You can switch between alternative compilers by modifying the appropriate module load command in your .cshrc.rhel6-xeon file. The default configuration loads pgi/11.10. Because of conflicts with command names, environment variables, libraries, etc., attempts to load multiple compiler modules into your environment simultaneously may result in an error.

For details about compiler installation paths, environment variables, etc., use the "module show" command for the compiler of interest, e.g.,

module show pgi/11.10
module show gcc/4.7.0
module show solstudio/12.3
module show cuda/7.0

etc.

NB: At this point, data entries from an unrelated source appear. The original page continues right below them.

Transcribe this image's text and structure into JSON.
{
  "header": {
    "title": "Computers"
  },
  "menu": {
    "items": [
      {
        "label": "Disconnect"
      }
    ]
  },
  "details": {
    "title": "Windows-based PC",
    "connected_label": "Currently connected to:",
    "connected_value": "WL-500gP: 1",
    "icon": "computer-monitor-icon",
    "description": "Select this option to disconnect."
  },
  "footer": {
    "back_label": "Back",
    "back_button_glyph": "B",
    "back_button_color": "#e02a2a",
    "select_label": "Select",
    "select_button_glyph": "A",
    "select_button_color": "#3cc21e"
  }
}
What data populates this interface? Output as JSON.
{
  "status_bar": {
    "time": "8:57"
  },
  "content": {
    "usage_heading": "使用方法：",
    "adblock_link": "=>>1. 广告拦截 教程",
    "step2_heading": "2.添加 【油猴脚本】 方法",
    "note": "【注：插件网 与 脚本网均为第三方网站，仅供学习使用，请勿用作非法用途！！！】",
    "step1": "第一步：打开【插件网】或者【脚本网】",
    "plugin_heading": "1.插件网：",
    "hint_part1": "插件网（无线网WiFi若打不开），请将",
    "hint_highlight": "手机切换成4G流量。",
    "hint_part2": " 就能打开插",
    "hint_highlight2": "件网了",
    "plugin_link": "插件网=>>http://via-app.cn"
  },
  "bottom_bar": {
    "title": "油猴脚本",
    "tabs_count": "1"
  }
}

For proper operation and best performance, it's important to choose compiler options that match the target architecture and enable the most profitable code optimizations. The options listed below are suggested as starting points. Note that for some codes, these optimizations may be too aggressive and may need to be scaled back. Consult the appropriate compiler manuals for full details.

Intel C icc -O3 -xSSE4.2 -align -finline-functions
C++ icpc -std=c11 -O3 -xSSE4.2 -align -finline-functions
Fortran ifort -O3 -xSSE4.2 -align array64byte -finline-functions
GCC C gcc -march=westmere -O3  -finline-functions
C++ g++ -std=c11 -march=westmere -O3 -finline-functions
Fortran gfortran -march=westmere -O3  -finline-functions

GCC 4.4.6

-O3 -march=core2 -m64

GCC 4.7.0

-O3 -march=corei7 -m64
PGI -fast -tp nehalem [-ta=nvidia,cc13,cuda4.0] -m64 -Mipa=fast [-Minfo=all]
Sun
-fast -xchip=westmere -xarch=sse4_2 -xcache=32/64/8:256/64/8:12288/64/16 -m64